--- DIRECTIONS ---
Show, from the records below, all lines that contain the word "label".

=== Section Start ===

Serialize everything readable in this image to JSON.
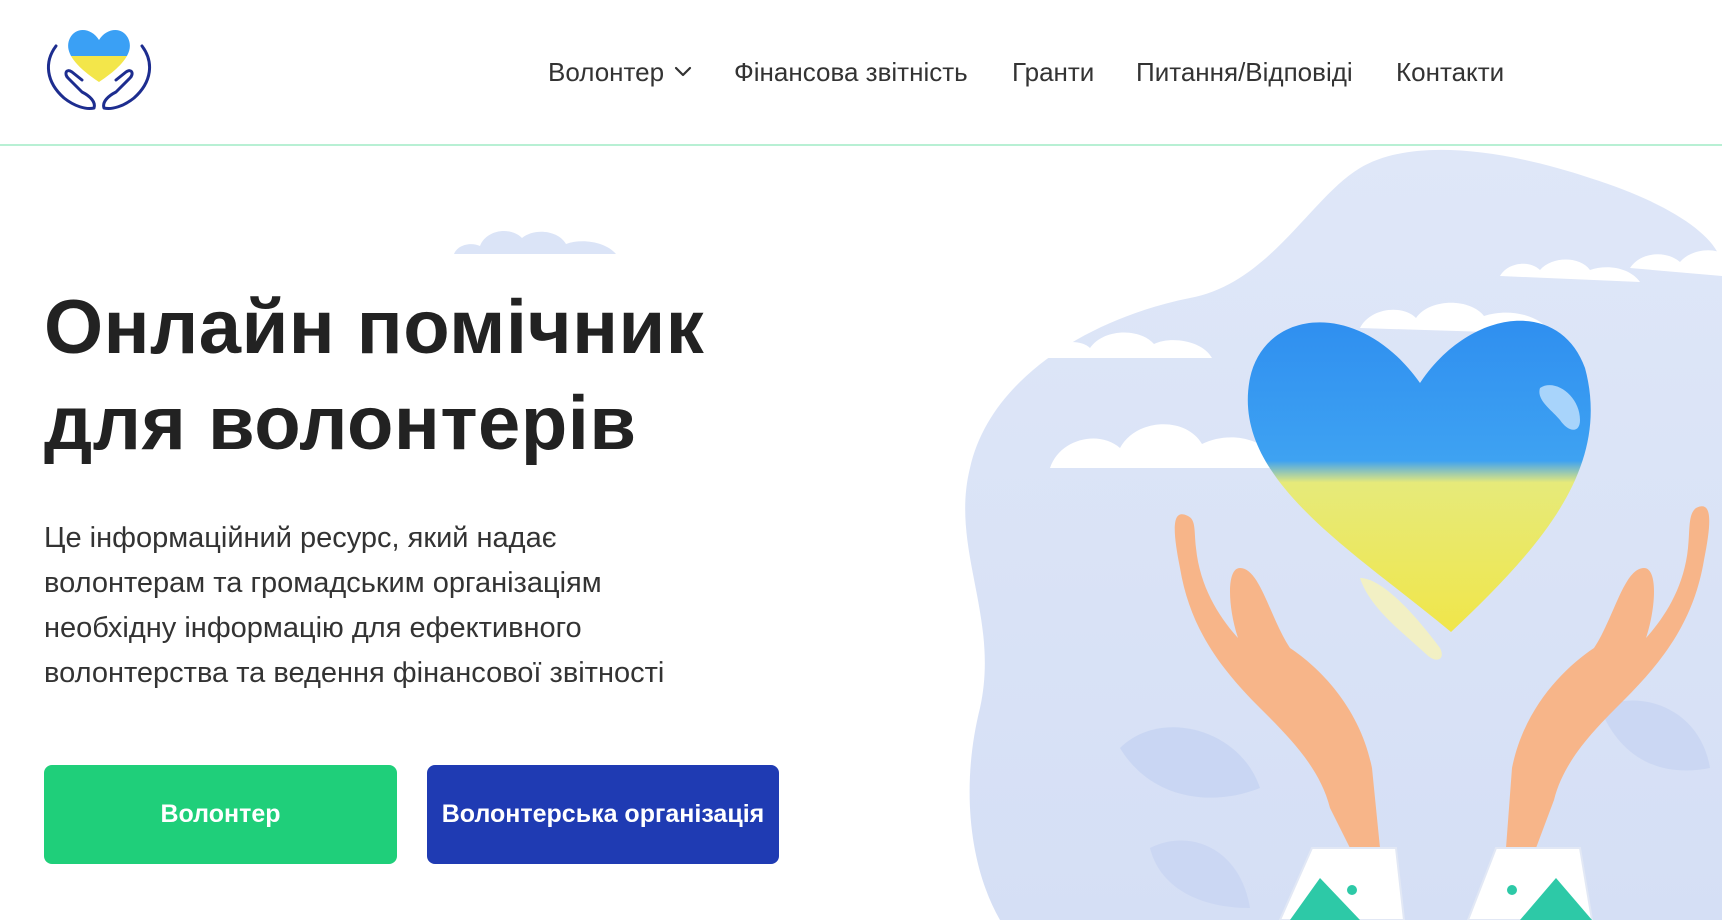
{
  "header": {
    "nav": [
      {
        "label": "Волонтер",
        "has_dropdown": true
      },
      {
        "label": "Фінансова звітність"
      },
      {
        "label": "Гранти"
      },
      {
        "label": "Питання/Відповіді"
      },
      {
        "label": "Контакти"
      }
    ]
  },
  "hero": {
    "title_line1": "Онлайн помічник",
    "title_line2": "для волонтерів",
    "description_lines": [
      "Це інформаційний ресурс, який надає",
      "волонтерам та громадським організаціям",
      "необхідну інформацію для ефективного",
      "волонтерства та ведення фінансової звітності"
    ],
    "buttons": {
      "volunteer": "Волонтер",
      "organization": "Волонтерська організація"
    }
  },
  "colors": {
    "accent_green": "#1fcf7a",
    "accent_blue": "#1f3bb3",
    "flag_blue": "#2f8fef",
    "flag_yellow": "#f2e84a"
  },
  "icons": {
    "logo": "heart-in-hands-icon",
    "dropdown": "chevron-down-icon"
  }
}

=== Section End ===

--- REPLY ---
        "label": "Волонтер",
        "label": "Фінансова звітність"
        "label": "Гранти"
        "label": "Питання/Відповіді"
        "label": "Контакти"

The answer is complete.